Sour Cider

The last atypical brew that I have in motion isn’t a beer at all. It is a cider. Now, I made a cider a month or so ago under the tutelage of a fellow homebrew club member who is the cider master.  That turned out great, but I am making another batch of cider with the questionable idea of fermenting it with the Wyeast 3278 Lambic Blend. I had a plan to go brett-only, but it takes time for the brett to take off and this is fresh juice (off the tree, into the press, and into the carboy) with lots of wild and unpredictable yeast on the skins and in the press.  This mixture of two brettanomyces, a Belgian wheat, and a sherry yeast strain, as well as a lactic acid bacteria, will hopefully beat out the unknown critters.  I picked up the fresh juice last night (which was 50% Staymens, and 50% Pink Ladys) and I added the sodium metabusulfite to hold the natural yeasts at bay for a time.
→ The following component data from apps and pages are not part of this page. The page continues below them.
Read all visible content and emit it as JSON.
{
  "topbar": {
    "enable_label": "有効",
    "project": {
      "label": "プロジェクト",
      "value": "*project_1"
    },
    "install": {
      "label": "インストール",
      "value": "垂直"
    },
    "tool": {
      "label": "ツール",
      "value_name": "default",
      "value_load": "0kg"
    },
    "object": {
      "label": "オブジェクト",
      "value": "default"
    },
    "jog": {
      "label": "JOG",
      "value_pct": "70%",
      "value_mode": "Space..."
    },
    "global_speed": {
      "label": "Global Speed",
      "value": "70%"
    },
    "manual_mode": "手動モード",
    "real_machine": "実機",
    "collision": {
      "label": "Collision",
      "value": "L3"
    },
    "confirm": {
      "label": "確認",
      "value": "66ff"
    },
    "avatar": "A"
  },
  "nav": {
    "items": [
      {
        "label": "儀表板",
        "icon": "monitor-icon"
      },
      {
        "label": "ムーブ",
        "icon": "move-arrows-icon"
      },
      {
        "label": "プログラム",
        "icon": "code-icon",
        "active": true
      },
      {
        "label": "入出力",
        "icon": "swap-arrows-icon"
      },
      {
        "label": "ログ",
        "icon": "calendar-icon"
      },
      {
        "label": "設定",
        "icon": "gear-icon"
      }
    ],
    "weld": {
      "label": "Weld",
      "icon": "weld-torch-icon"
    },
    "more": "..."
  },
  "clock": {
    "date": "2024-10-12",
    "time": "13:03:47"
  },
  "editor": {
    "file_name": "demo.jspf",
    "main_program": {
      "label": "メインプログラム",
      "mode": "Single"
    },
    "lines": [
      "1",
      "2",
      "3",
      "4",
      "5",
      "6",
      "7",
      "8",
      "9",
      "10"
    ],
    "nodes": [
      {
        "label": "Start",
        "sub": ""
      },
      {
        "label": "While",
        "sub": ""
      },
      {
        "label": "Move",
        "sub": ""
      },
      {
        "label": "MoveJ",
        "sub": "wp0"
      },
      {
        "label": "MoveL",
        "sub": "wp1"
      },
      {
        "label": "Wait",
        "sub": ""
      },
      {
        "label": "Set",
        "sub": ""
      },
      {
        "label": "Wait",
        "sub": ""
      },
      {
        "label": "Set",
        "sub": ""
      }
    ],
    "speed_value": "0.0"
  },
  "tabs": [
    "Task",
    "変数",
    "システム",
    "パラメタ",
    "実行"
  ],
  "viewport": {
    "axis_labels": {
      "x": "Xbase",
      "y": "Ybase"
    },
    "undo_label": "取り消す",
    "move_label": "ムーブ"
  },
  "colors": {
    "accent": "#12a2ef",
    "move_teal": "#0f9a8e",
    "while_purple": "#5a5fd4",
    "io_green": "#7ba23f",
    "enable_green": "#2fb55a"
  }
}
A friend, in a moment of genius, has called this… thing “Lambicide”.  I don’t know how that name CAN’T stick.

The Battle of the Bocks

A few weeks from now, I have an epic brew day scheduled. My friend Greg and I are planning to do two 12 gallons batches at the same time. One will be a Doppelbock, the other an Eisbock.  At the end of the day, we should both go home with 6 gallons of each beer. No experiments or splits are planning for this. That 24 gallons should be enough.

Details of the above beers and ciders will follow….